▸ **About this exercise**: Could you copy every line in the listing below that has the word "background"?

▸ **Excerpted data**:
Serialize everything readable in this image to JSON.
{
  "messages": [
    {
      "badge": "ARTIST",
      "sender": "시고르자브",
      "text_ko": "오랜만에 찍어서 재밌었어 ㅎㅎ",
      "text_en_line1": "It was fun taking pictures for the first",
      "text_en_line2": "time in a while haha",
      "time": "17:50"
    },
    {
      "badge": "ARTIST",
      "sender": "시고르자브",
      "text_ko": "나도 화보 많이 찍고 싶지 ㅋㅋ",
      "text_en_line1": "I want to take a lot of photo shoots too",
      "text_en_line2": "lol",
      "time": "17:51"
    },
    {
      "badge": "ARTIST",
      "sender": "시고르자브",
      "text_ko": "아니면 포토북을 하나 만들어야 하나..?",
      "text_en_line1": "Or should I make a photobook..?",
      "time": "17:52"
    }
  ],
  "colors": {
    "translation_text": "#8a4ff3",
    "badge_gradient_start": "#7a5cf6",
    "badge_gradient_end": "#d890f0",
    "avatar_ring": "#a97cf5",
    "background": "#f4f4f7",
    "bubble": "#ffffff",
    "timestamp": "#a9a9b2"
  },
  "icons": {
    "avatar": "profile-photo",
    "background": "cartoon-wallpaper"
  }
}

▸ **Result of the task**:
    "background": "#f4f4f7",
    "background": "cartoon-wallpaper"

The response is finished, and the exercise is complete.